PFLAG is a non-sectarian organization. There is no connection between PFLAG and any particular faith. However, we realize that religion plays an important role in determining attitudes toward LGBTQ persons. We are also aware that welcoming faith communities play an important role in changing anti-gay attitudes in society and supporting LGBTQs and their families, so we work to improve their knowledge and understanding.
People from different religious backgrounds or none at all come to PFLAG meetings. Some of us are affiliated as individuals with our local congregations and some of us had to struggle with being affiliated with a church or temple that rejects LGBTQs. Some of us have left any faith community and choose to think of ourselves as “spiritual but not religious.” PFLAG makes no judgment about anyone’s personal decision concerning their faith or non-faith beliefs. Even though our chapter meets at the various community churches, we are not affiliated with any church or temple. FUMC is a Reconciling Congregation which means they welcome LGBT persons into full participation. They have supported PFLAG since l993 by providing low-cost space. Cairn Christian Church (Disciples of Christ) is an open and affirming church and is allowing PFLAG Boulder County to offer it’s services throughout the county.
How does a person join PFLAG?
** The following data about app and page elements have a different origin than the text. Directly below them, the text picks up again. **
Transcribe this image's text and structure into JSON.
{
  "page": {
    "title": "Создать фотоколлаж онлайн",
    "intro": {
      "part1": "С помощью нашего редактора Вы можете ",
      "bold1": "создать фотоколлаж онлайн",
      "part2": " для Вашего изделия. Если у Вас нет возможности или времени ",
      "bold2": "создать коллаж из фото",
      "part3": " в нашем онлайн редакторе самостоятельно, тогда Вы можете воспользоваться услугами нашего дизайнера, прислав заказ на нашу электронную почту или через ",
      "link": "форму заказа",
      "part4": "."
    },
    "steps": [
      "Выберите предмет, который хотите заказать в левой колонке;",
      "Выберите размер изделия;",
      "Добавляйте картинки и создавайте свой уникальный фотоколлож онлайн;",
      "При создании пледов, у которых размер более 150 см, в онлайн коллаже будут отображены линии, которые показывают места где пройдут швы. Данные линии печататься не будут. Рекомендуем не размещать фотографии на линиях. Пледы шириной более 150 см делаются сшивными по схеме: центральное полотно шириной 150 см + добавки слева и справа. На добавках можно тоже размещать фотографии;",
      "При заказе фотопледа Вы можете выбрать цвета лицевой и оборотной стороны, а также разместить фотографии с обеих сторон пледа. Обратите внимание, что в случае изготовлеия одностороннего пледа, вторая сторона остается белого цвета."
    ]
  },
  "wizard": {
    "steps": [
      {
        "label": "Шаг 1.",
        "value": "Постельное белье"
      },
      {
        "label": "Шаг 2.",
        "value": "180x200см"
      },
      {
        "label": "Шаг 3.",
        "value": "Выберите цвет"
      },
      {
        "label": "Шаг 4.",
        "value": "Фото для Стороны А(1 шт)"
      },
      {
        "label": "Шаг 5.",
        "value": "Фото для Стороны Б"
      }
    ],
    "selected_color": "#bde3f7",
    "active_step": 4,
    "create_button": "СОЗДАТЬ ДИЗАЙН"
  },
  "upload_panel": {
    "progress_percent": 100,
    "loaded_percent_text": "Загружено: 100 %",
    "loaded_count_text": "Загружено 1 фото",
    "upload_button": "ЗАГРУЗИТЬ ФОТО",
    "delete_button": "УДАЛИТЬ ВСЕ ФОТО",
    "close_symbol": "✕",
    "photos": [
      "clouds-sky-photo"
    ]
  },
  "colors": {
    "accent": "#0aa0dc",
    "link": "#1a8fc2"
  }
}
PFLAG is a membership organization. Annual dues are $25 for individuals and $35 for a family unit. The Supporting member level is $50 and a Sustaining membership is $100. Fifteen dollars of each membership goes to National PFLAG as our affiliate dues to contribute toward the many services available to us from the national staff. Besides offering workshops to help chapters expand membership, develop leadership and build capacity as strong local volunteer-run organizations, the national office lobbies for LGBTQ legislation. We are one of 500 chapters across the country, unified by National.
We hope that you find the PFLAG chapter welcoming, socially gratifying, and enriching to your understanding of LGBTQ issues. After people have their own needs for support met, we hope that they will want to become involved in supporting others and giving back to the organization through their participation in leadership roles, attendance at meetings and/or special events and continuing financial support.
One thing I have heard about PFLAG meetings is that they consist of mothers who sob about their child being gay. Is this true?
Although we do make sure we take time to support those who are experiencing struggles, we also take time to celebrate our loved ones. Sometimes tears are a first step in the process of moving toward acceptance. There is usually a process for parents and family members similar to Kubler-Ross’s “death and dying” steps. Parents who never anticipated their child could be gay are first shocked and in denial, followed by sadness and blame. They can choose to stay stuck there or move to expand their understanding by learning more about what it means to be gay. Once on that path, they move to acceptance and eventually can even discover pride and move into advocacy. Some parents move immediately into actively working to make our society more accepting.
Another story is that all PFLAG Moms and Dads have to march in Pride Parades. Must they?
Marching in the annual Gay Pride Parade is a form of advocacy for our LGBT loved ones. We think of marching as an act of unconditional love. That’s why PFLAG gets such love in return. It can be a gratifying experience because PFLAG always gets the most applause and heartfelt cries of “thank you” from appreciative crowds. But not everyone is ready to be “out” in a public way and that’s all right. Those who march have reached a place of acceptance and pride in being gay or having a gay family member. Marching isn’t just for family members. Anyone is welcome to walk with PFLAG at this favorite annual event, but it is not mandatory. Others prefer to express their activism by lobbying legislators or speaking out to stop harassment at school or discrimination in the work place or community.